Exercise instructions - A line qualifies if it holds the string "MyHandlerInterceptor". Copy every qualifying line from the records.

Exercise input -
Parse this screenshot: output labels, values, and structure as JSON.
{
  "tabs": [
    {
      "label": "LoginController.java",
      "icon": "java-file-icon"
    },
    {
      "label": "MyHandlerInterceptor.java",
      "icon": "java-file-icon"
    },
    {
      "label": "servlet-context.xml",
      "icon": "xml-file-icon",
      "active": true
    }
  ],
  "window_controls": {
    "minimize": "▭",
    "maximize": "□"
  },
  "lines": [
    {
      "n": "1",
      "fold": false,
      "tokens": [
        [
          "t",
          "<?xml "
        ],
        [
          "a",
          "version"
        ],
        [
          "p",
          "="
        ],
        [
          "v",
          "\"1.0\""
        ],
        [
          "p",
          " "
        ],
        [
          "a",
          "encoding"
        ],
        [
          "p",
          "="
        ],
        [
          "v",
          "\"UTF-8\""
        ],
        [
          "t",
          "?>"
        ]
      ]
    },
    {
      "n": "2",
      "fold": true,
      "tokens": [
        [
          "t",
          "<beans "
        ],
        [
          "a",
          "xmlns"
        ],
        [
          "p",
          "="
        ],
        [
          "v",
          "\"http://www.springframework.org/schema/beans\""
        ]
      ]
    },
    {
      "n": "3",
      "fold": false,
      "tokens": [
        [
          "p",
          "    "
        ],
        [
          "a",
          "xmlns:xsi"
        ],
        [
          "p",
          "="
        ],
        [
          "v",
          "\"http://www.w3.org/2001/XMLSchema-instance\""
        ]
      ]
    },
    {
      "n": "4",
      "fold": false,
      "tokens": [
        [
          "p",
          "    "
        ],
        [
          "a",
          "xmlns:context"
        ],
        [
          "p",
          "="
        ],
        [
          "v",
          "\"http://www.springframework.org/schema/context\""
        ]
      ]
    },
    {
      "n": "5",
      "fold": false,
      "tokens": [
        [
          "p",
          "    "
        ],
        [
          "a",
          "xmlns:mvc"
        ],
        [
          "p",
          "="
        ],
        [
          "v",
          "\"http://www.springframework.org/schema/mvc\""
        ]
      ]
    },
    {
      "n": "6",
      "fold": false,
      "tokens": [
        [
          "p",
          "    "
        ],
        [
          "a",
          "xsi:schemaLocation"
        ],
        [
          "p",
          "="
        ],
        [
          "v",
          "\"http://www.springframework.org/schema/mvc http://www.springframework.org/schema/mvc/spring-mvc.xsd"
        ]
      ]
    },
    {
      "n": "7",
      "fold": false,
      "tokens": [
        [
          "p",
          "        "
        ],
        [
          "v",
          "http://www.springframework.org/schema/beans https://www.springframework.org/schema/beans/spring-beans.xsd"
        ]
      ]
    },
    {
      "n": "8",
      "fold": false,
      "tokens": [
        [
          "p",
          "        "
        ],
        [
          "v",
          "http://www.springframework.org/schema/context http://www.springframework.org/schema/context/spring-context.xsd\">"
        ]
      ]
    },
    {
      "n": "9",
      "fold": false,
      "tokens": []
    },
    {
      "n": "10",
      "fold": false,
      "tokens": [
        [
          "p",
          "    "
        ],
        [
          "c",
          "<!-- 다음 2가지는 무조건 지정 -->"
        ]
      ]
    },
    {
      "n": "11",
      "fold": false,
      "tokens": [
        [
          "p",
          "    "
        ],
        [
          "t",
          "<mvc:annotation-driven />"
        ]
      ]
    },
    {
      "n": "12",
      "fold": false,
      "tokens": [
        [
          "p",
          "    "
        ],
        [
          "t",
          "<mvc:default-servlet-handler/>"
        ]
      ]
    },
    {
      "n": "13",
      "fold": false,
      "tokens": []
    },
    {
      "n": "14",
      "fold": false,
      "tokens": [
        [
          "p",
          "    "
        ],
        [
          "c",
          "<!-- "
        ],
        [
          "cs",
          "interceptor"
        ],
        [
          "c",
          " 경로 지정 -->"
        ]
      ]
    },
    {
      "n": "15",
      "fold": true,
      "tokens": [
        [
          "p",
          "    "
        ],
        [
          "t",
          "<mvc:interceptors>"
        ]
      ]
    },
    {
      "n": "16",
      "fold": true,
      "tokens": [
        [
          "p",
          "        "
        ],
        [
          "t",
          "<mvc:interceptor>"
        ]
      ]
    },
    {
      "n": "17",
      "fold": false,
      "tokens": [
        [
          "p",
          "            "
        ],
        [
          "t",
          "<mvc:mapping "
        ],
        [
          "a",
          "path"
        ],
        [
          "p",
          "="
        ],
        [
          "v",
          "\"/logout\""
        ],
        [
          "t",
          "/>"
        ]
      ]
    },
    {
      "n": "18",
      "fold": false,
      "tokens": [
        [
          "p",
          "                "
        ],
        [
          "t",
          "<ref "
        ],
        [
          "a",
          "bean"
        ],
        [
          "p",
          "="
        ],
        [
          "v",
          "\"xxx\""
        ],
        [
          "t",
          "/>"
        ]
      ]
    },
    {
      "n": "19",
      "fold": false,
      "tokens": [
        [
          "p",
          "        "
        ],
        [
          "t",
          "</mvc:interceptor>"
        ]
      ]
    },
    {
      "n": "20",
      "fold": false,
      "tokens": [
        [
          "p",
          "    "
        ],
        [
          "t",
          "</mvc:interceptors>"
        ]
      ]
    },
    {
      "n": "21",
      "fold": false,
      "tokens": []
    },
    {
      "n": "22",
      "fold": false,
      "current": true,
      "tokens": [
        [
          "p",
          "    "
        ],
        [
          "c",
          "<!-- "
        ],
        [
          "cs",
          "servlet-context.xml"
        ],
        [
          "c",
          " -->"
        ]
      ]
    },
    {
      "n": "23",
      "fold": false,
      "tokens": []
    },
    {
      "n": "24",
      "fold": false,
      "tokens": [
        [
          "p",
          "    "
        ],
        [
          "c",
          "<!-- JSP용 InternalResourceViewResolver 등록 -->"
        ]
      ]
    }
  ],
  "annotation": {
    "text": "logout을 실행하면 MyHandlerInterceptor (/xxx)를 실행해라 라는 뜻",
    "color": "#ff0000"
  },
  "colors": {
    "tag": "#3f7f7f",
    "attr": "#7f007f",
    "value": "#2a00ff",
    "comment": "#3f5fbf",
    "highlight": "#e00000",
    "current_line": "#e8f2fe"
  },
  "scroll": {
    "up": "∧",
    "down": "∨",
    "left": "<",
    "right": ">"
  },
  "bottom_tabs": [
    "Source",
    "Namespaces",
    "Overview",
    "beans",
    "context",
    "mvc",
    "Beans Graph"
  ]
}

The answer -
      "label": "MyHandlerInterceptor.java",
    "text": "logout을 실행하면 MyHandlerInterceptor (/xxx)를 실행해라 라는 뜻",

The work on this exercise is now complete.